Component data from apps and pages:
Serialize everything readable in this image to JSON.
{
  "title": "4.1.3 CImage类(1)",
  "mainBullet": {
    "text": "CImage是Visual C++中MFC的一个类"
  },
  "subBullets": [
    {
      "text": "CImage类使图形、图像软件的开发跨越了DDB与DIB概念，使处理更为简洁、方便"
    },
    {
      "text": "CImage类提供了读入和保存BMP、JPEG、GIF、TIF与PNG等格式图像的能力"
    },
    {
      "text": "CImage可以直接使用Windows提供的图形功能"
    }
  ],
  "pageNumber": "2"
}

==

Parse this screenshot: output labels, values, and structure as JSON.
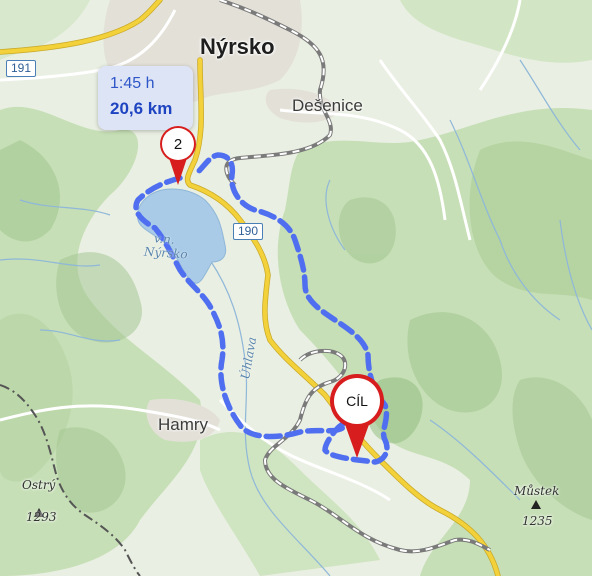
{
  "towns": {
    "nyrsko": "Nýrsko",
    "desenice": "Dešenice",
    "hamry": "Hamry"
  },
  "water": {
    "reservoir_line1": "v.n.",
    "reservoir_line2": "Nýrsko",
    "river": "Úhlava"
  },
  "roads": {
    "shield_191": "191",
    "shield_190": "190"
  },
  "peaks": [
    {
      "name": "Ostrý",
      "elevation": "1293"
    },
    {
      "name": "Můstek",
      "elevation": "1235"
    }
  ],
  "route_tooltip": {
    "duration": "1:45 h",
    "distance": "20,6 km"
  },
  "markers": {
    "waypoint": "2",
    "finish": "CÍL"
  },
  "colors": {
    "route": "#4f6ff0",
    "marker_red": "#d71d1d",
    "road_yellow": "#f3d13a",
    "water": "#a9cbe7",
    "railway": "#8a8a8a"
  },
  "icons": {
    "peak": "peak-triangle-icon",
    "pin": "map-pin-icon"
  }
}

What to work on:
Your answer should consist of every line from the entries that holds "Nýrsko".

Output for this task:
    "nyrsko": "Nýrsko",
    "reservoir_line2": "Nýrsko",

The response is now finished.